» **YOUR OBJECTIVE**: Restate the data exactly as given and keep the pictures out.
[[ SUPPLIED INFORMATION open ]]
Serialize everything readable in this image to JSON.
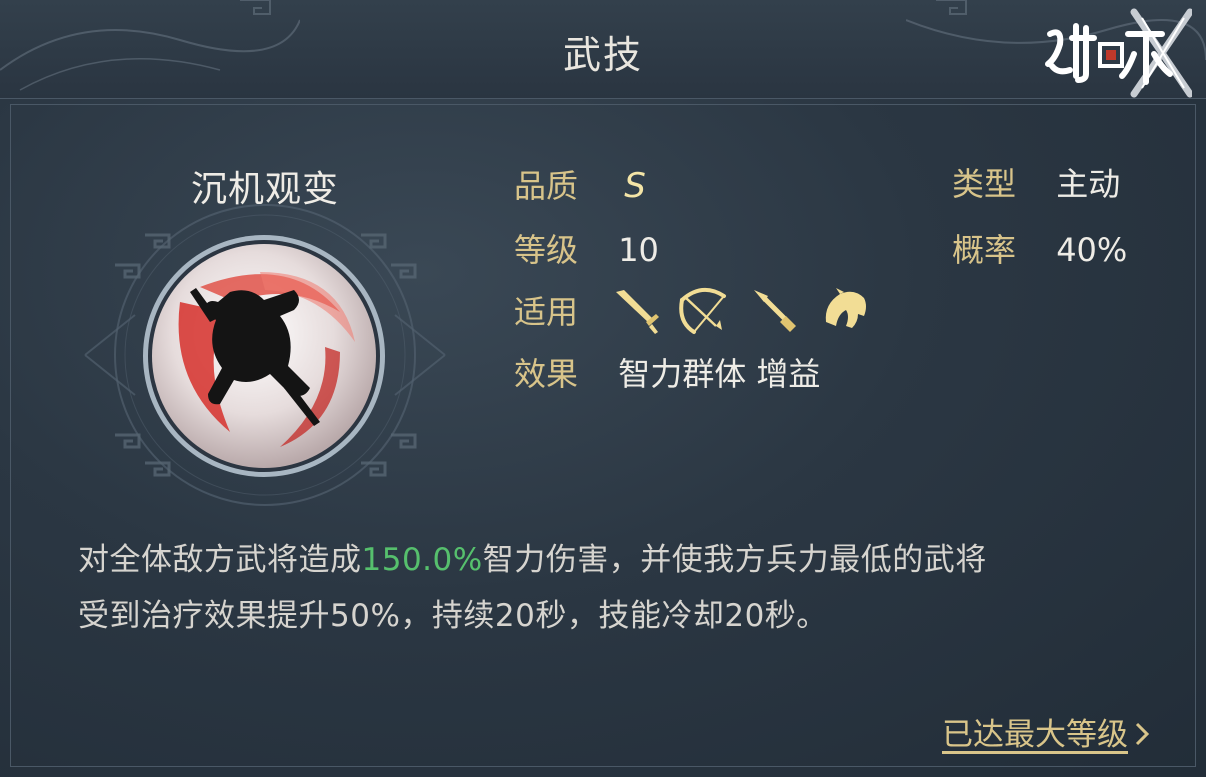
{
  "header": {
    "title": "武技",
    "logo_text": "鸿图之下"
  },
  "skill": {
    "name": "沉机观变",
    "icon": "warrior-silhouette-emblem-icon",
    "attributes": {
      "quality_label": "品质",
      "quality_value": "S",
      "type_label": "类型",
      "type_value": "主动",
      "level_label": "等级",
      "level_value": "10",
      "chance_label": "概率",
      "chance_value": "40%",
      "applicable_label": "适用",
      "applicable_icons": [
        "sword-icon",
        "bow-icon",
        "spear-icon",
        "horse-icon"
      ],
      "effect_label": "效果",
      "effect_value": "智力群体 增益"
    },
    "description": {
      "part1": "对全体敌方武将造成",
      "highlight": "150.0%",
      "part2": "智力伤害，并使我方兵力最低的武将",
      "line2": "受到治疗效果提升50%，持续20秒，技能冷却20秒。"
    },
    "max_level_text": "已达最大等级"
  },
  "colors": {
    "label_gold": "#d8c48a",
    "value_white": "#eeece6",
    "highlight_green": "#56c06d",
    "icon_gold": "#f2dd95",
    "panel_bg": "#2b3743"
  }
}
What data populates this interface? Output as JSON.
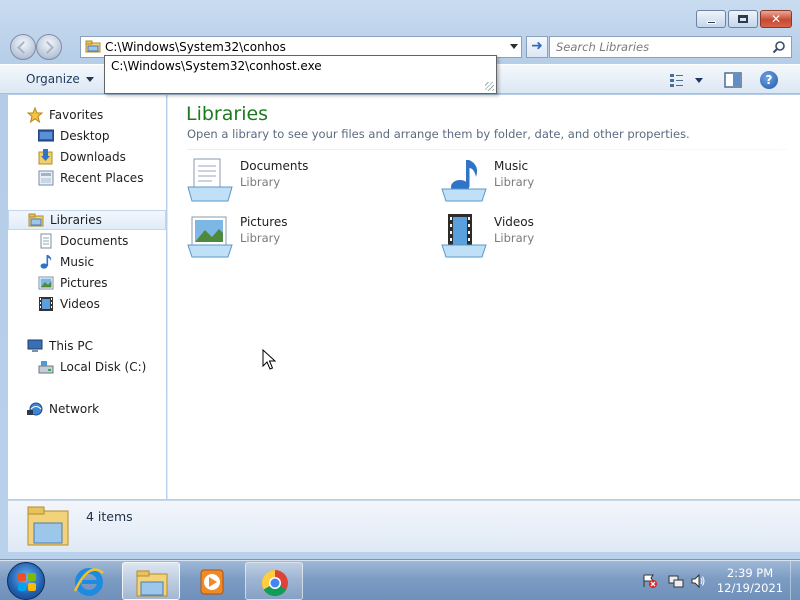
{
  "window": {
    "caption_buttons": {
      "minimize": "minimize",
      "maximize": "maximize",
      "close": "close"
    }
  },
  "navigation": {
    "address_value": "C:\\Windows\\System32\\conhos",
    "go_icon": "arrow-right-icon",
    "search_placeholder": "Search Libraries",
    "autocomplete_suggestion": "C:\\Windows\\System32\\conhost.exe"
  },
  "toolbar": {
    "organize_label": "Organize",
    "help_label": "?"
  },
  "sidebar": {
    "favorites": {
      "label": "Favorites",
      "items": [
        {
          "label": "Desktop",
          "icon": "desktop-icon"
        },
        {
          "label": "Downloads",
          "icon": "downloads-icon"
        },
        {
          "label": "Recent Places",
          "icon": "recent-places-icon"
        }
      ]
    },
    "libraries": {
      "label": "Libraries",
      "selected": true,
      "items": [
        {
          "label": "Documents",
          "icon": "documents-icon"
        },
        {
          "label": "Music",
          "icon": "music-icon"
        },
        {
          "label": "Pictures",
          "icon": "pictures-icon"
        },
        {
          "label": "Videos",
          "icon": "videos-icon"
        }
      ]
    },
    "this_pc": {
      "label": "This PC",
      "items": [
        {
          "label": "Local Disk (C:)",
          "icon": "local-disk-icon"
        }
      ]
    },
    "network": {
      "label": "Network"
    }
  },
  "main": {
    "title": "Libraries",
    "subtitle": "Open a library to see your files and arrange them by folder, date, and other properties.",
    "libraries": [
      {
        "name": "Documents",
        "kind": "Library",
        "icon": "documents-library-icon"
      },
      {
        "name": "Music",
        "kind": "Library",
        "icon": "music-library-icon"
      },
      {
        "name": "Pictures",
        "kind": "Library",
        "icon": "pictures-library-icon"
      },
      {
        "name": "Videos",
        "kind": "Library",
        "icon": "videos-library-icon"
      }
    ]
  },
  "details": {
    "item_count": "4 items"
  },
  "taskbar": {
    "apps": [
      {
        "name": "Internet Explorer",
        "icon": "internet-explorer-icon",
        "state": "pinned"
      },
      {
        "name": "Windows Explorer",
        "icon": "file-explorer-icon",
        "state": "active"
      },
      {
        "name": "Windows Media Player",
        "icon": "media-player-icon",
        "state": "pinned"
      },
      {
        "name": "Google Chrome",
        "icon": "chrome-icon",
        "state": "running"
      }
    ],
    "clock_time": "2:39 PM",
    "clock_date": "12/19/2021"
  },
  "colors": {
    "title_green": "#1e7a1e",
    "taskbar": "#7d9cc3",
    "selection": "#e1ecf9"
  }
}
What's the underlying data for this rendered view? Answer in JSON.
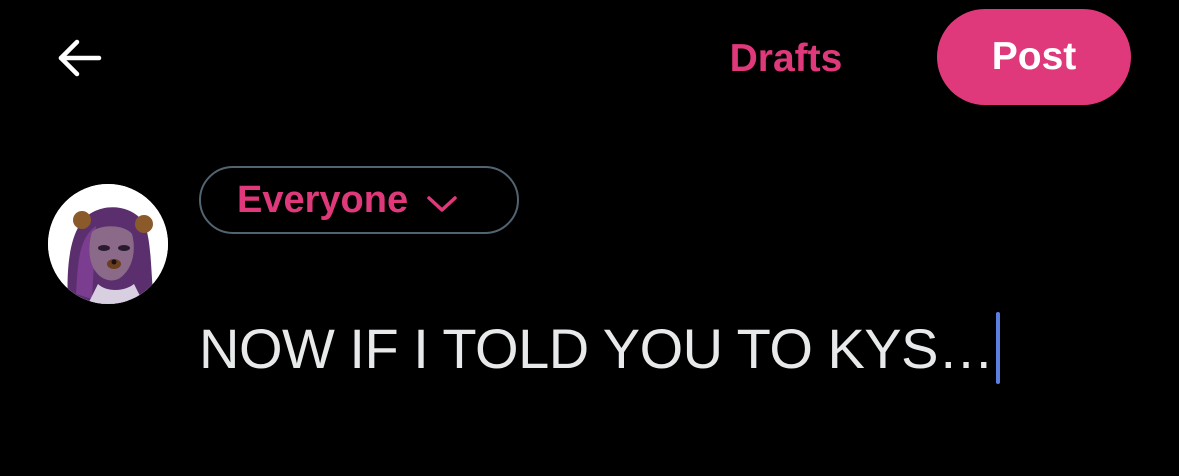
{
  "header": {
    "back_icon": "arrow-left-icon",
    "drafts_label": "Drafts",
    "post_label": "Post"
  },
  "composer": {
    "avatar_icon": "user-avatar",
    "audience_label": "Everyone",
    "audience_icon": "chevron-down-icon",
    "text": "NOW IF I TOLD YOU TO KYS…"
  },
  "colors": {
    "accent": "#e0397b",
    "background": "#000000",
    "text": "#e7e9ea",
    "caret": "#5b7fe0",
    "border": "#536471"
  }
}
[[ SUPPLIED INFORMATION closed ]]
» **ANSWER TO THE PROBLEM**:
Serialize everything readable in this image to JSON.
{
  "header": {
    "title": "武技",
    "logo_text": "鸿图之下"
  },
  "skill": {
    "name": "沉机观变",
    "icon": "warrior-silhouette-emblem-icon",
    "attributes": {
      "quality_label": "品质",
      "quality_value": "S",
      "type_label": "类型",
      "type_value": "主动",
      "level_label": "等级",
      "level_value": "10",
      "chance_label": "概率",
      "chance_value": "40%",
      "applicable_label": "适用",
      "applicable_icons": [
        "sword-icon",
        "bow-icon",
        "spear-icon",
        "horse-icon"
      ],
      "effect_label": "效果",
      "effect_value": "智力群体 增益"
    },
    "description": {
      "part1": "对全体敌方武将造成",
      "highlight": "150.0%",
      "part2": "智力伤害，并使我方兵力最低的武将",
      "line2": "受到治疗效果提升50%，持续20秒，技能冷却20秒。"
    },
    "max_level_text": "已达最大等级"
  },
  "colors": {
    "label_gold": "#d8c48a",
    "value_white": "#eeece6",
    "highlight_green": "#56c06d",
    "icon_gold": "#f2dd95",
    "panel_bg": "#2b3743"
  }
}
What data populates this interface? Output as JSON.
{
  "window": {
    "caption_buttons": {
      "minimize": "minimize",
      "maximize": "maximize",
      "close": "close"
    }
  },
  "navigation": {
    "address_value": "C:\\Windows\\System32\\conhos",
    "go_icon": "arrow-right-icon",
    "search_placeholder": "Search Libraries",
    "autocomplete_suggestion": "C:\\Windows\\System32\\conhost.exe"
  },
  "toolbar": {
    "organize_label": "Organize",
    "help_label": "?"
  },
  "sidebar": {
    "favorites": {
      "label": "Favorites",
      "items": [
        {
          "label": "Desktop",
          "icon": "desktop-icon"
        },
        {
          "label": "Downloads",
          "icon": "downloads-icon"
        },
        {
          "label": "Recent Places",
          "icon": "recent-places-icon"
        }
      ]
    },
    "libraries": {
      "label": "Libraries",
      "selected": true,
      "items": [
        {
          "label": "Documents",
          "icon": "documents-icon"
        },
        {
          "label": "Music",
          "icon": "music-icon"
        },
        {
          "label": "Pictures",
          "icon": "pictures-icon"
        },
        {
          "label": "Videos",
          "icon": "videos-icon"
        }
      ]
    },
    "this_pc": {
      "label": "This PC",
      "items": [
        {
          "label": "Local Disk (C:)",
          "icon": "local-disk-icon"
        }
      ]
    },
    "network": {
      "label": "Network"
    }
  },
  "main": {
    "title": "Libraries",
    "subtitle": "Open a library to see your files and arrange them by folder, date, and other properties.",
    "libraries": [
      {
        "name": "Documents",
        "kind": "Library",
        "icon": "documents-library-icon"
      },
      {
        "name": "Music",
        "kind": "Library",
        "icon": "music-library-icon"
      },
      {
        "name": "Pictures",
        "kind": "Library",
        "icon": "pictures-library-icon"
      },
      {
        "name": "Videos",
        "kind": "Library",
        "icon": "videos-library-icon"
      }
    ]
  },
  "details": {
    "item_count": "4 items"
  },
  "taskbar": {
    "apps": [
      {
        "name": "Internet Explorer",
        "icon": "internet-explorer-icon",
        "state": "pinned"
      },
      {
        "name": "Windows Explorer",
        "icon": "file-explorer-icon",
        "state": "active"
      },
      {
        "name": "Windows Media Player",
        "icon": "media-player-icon",
        "state": "pinned"
      },
      {
        "name": "Google Chrome",
        "icon": "chrome-icon",
        "state": "running"
      }
    ],
    "clock_time": "2:39 PM",
    "clock_date": "12/19/2021"
  },
  "colors": {
    "title_green": "#1e7a1e",
    "taskbar": "#7d9cc3",
    "selection": "#e1ecf9"
  }
}
What's the underlying data for this rendered view? Answer in JSON.
{
  "header": {
    "back_icon": "arrow-left-icon",
    "drafts_label": "Drafts",
    "post_label": "Post"
  },
  "composer": {
    "avatar_icon": "user-avatar",
    "audience_label": "Everyone",
    "audience_icon": "chevron-down-icon",
    "text": "NOW IF I TOLD YOU TO KYS…"
  },
  "colors": {
    "accent": "#e0397b",
    "background": "#000000",
    "text": "#e7e9ea",
    "caret": "#5b7fe0",
    "border": "#536471"
  }
}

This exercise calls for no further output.